Constructing the first municipal-level GIS for France and a multi-modal transport network

Reconstructing historical transport networks in France, 1750 to the present

The existing geohistorical data on French transport infrastructures have been partially digitised by different institutions, with varying degrees of completeness: the railway network has been fully digitised from 1832 to 2015 with data on opening, closing dates and the evolution of technological innovation (electrification, rolling stock, high speed line…). The road network c.1750 has been digitised from Cassini maps (1750) by the COGIT laboratory at IGN (Perret et al., 2015). In this project we are: i) adapting existing railway data to fit to the much higher accuracy standards used for the GIS of French Communes; ii) digitising roads for two benchmark years (1830 and 1910). We use French military maps (Etat Major) for the period 1820 to 1866. For the second date, the 1900 maps (type 1900) digitised by IGN are our main source; iii) digitising navigable waterways 1700 to the present. The most consistent part of the data collection concerns French waterways. We use existing database of links, locks and tunnels, and complete it with data created by the Babel project. It includes construction dates, opening time and the technical evolutions for all existing canals. We complete this with data extracted from works by Delalande (1778), Grangez (1855) and Pinon (1886), allowing us to provide speed and cost assessment based on rights of way.

Rail network

The French railway network since 1860 (Thévenin/Mimeur)

Building a multimodal model of transport accessibility in the long run

We are also creating homogeneous and comparable data on accessibility since 1750. This will greatly improve our understanding of the morphogenesis of transportation networks in France. In this way we will be able to quantify rigorously how changes in transportation networks contributed to spatial inequalities, and conversely we will be able to explore the extent to which public policy influenced network organisation.
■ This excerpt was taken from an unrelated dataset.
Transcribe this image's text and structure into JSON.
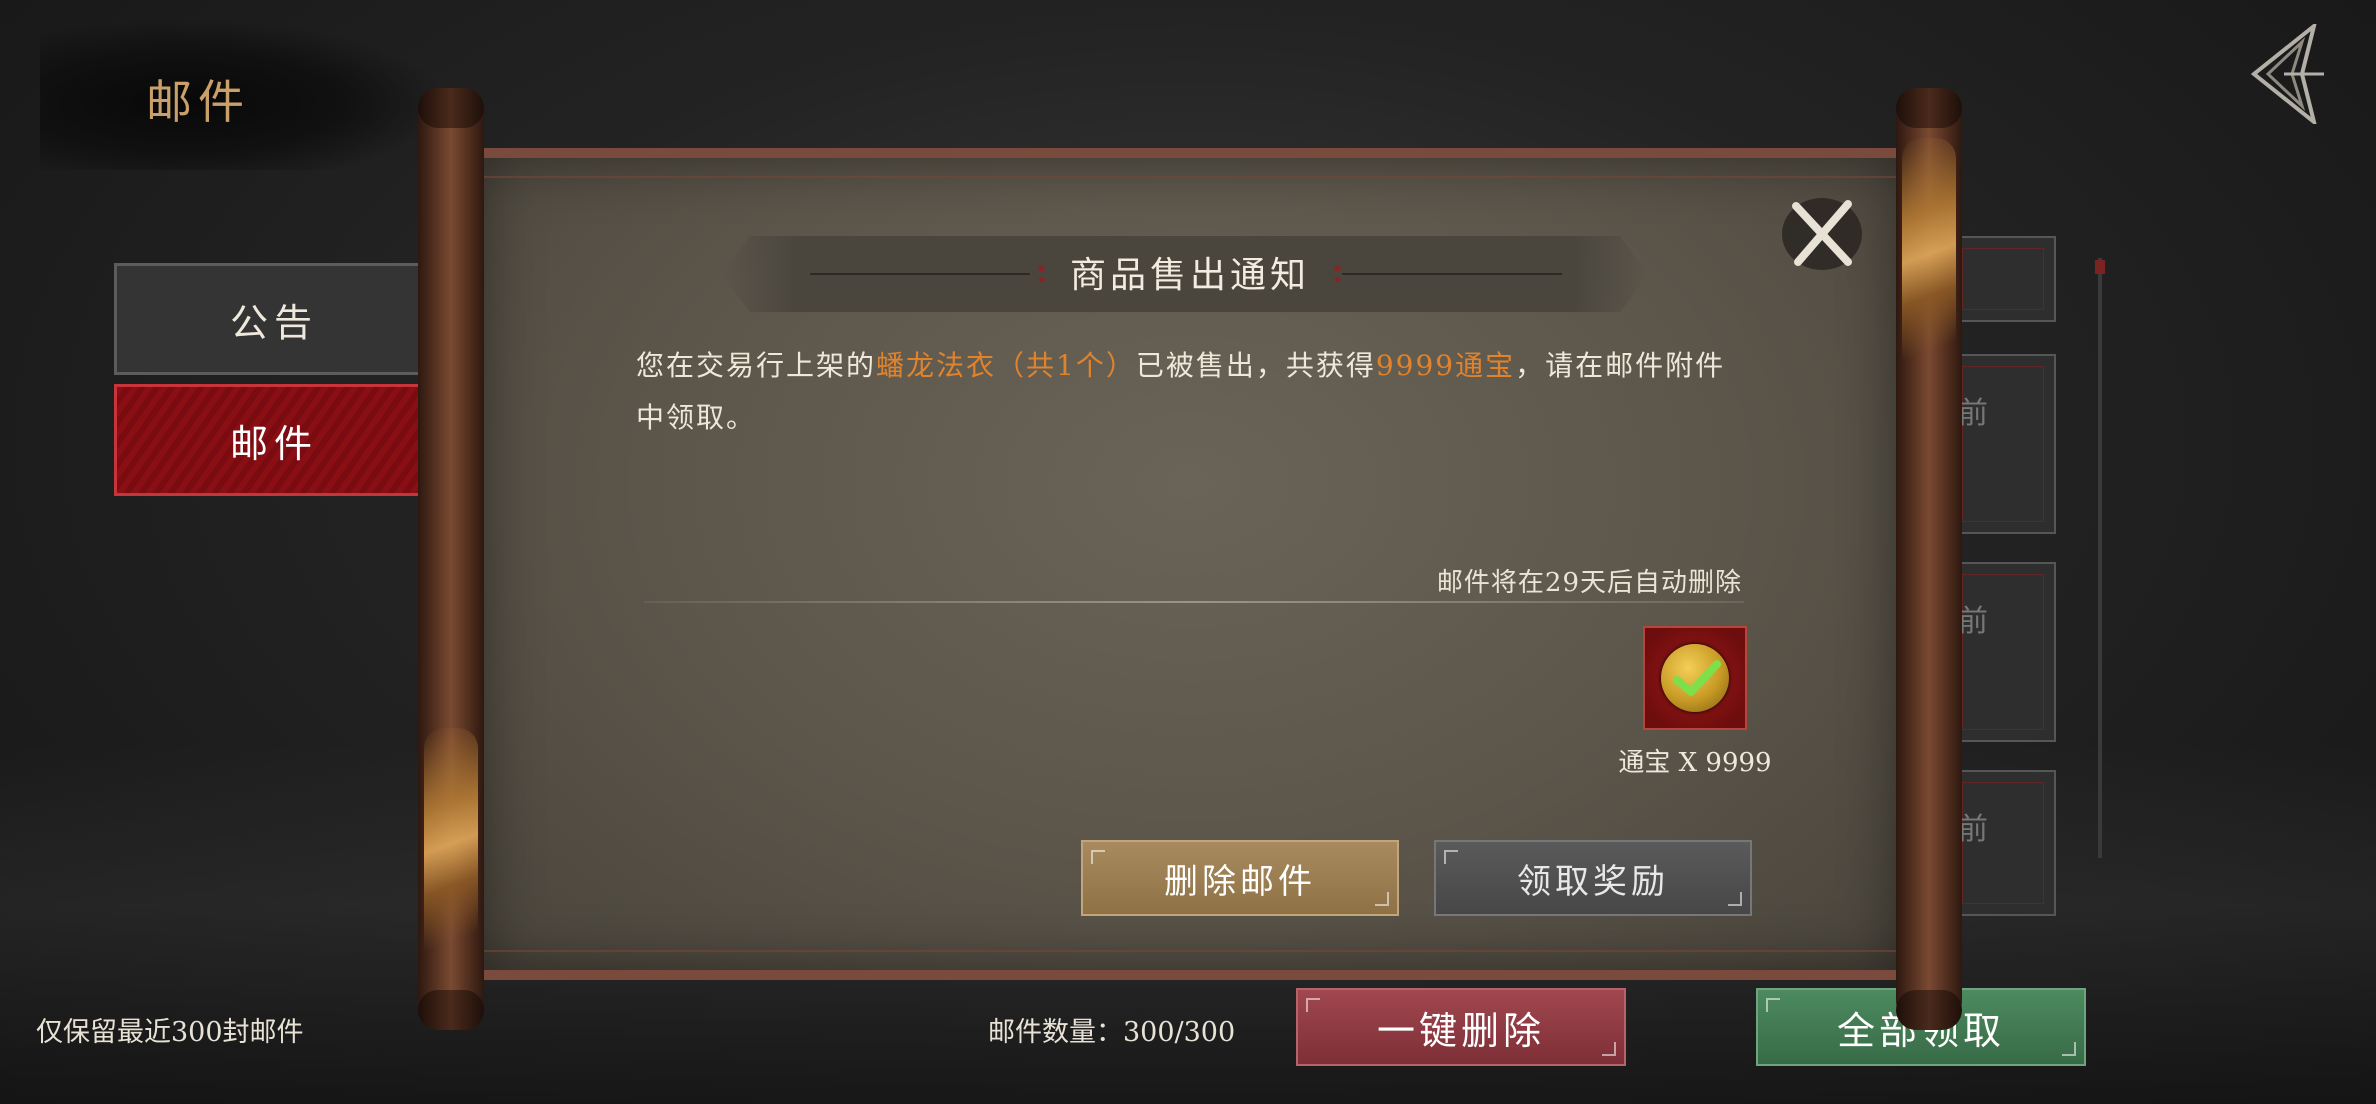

The multimodal approach will allow us to combine microscopic and macroscopic analyses in order to look at the multi-scalar effects of spatial interactions. Combining roads, railways and waterways in the same model will help us assess the impact of innovations on territories suggested – but never quantified - by Dupuy (1991). We will provide measures of potential substitution effects and/or the complementarities of transportation networks. Finally, we will apply a morphological analysis of networks, in order to observe the impact of the co-evolution of transportation systems on population dynamics and notably emergence of centralities. These different hypotheses will be assessed by systematic comparisons between UK and France.

An example of railway accessibility in 1911 (created in partnership with

Legend visualisation

© Benjamin Tran-Dinh(@_benjamintd)/ANR-COMMUNES 2022